Activity - Using the listing below, say how many of its lines hold "奋进的中国". Offer nothing beyond the number.

[Input records Boundary: Start]

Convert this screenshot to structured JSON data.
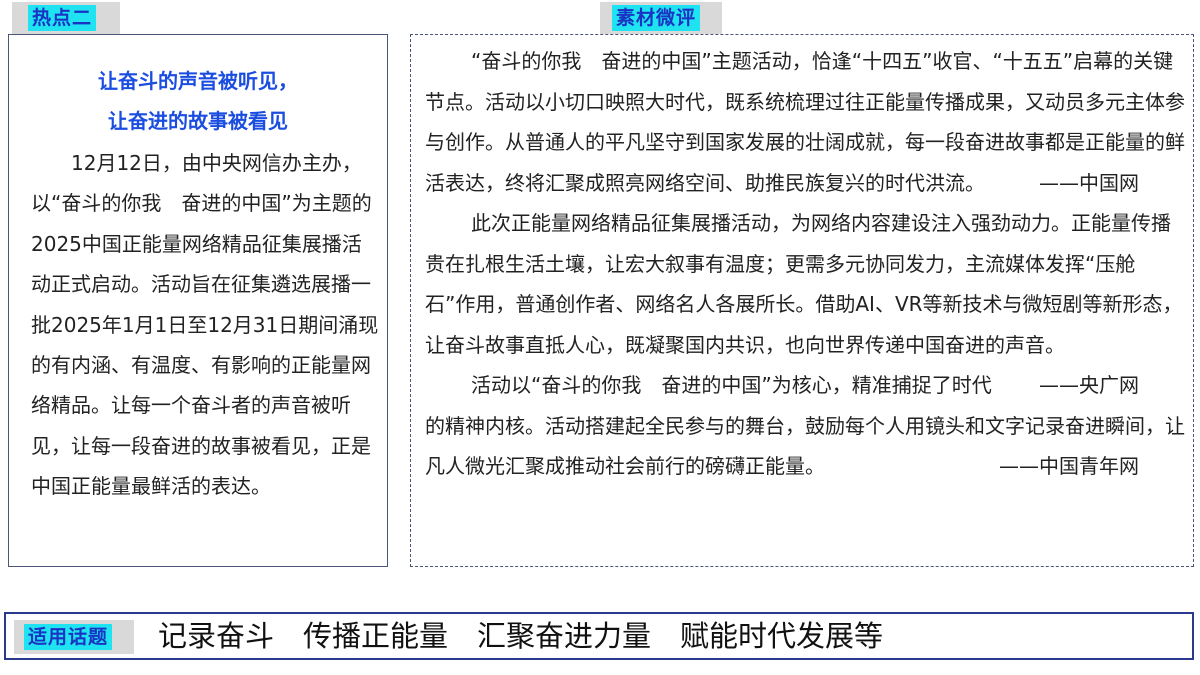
{
  "left": {
    "tag": "热点二",
    "title_line1": "让奋斗的声音被听见，",
    "title_line2": "让奋进的故事被看见",
    "body": "12月12日，由中央网信办主办，以“奋斗的你我　奋进的中国”为主题的2025中国正能量网络精品征集展播活动正式启动。活动旨在征集遴选展播一批2025年1月1日至12月31日期间涌现的有内涵、有温度、有影响的正能量网络精品。让每一个奋斗者的声音被听见，让每一段奋进的故事被看见，正是中国正能量最鲜活的表达。"
  },
  "right": {
    "tag": "素材微评",
    "comments": [
      {
        "text": "“奋斗的你我　奋进的中国”主题活动，恰逢“十四五”收官、“十五五”启幕的关键节点。活动以小切口映照大时代，既系统梳理过往正能量传播成果，又动员多元主体参与创作。从普通人的平凡坚守到国家发展的壮阔成就，每一段奋进故事都是正能量的鲜活表达，终将汇聚成照亮网络空间、助推民族复兴的时代洪流。",
        "source": "——中国网"
      },
      {
        "text": "此次正能量网络精品征集展播活动，为网络内容建设注入强劲动力。正能量传播贵在扎根生活土壤，让宏大叙事有温度；更需多元协同发力，主流媒体发挥“压舱石”作用，普通创作者、网络名人各展所长。借助AI、VR等新技术与微短剧等新形态，让奋斗故事直抵人心，既凝聚国内共识，也向世界传递中国奋进的声音。",
        "source": "——央广网"
      },
      {
        "text": "活动以“奋斗的你我　奋进的中国”为核心，精准捕捉了时代的精神内核。活动搭建起全民参与的舞台，鼓励每个人用镜头和文字记录奋进瞬间，让凡人微光汇聚成推动社会前行的磅礴正能量。",
        "source": "——中国青年网"
      }
    ]
  },
  "bottom": {
    "tag": "适用话题",
    "topics": "记录奋斗　传播正能量　汇聚奋进力量　赋能时代发展等"
  },
  "colors": {
    "tag_highlight": "#1fe3f0",
    "tag_text": "#1a33c4",
    "title_blue": "#1a4de0",
    "border": "#4a5578"
  }
}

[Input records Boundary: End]

Solution to the problem - 3